** THE INPUT follows **

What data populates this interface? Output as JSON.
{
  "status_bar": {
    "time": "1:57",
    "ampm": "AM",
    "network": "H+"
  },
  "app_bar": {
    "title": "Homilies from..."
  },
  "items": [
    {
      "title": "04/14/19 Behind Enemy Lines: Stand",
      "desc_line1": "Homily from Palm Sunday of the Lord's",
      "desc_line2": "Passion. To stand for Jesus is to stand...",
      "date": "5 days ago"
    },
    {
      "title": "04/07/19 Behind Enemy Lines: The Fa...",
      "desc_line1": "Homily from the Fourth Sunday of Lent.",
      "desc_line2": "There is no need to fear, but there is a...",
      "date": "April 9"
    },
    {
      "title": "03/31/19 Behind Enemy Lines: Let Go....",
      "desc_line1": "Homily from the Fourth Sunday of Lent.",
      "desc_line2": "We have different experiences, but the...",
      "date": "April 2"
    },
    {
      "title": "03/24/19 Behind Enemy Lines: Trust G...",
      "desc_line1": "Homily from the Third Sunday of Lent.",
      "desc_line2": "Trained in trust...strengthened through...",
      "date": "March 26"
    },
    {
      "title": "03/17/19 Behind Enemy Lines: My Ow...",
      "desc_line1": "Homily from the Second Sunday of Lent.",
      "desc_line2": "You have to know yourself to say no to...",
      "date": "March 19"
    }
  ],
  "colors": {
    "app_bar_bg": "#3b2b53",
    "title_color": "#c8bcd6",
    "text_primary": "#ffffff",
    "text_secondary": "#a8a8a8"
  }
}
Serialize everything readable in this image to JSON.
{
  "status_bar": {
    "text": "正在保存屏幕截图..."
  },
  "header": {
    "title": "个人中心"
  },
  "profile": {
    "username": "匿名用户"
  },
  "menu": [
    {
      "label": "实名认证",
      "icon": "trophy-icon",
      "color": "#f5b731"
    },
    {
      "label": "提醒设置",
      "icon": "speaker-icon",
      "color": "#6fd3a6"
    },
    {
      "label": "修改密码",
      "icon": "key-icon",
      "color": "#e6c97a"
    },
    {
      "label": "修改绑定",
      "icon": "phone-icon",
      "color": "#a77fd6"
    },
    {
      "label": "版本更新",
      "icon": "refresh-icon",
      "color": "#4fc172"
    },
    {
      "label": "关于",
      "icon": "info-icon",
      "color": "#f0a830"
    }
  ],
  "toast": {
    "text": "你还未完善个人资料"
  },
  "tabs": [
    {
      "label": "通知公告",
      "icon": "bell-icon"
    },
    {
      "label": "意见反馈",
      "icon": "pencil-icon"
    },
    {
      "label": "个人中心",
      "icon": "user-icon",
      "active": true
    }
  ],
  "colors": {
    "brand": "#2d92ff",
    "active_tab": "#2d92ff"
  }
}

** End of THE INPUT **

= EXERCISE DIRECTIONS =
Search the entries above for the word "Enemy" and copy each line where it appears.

= THE COMPLETED TASK =
      "title": "04/14/19 Behind Enemy Lines: Stand",
      "title": "04/07/19 Behind Enemy Lines: The Fa...",
      "title": "03/31/19 Behind Enemy Lines: Let Go....",
      "title": "03/24/19 Behind Enemy Lines: Trust G...",
      "title": "03/17/19 Behind Enemy Lines: My Ow...",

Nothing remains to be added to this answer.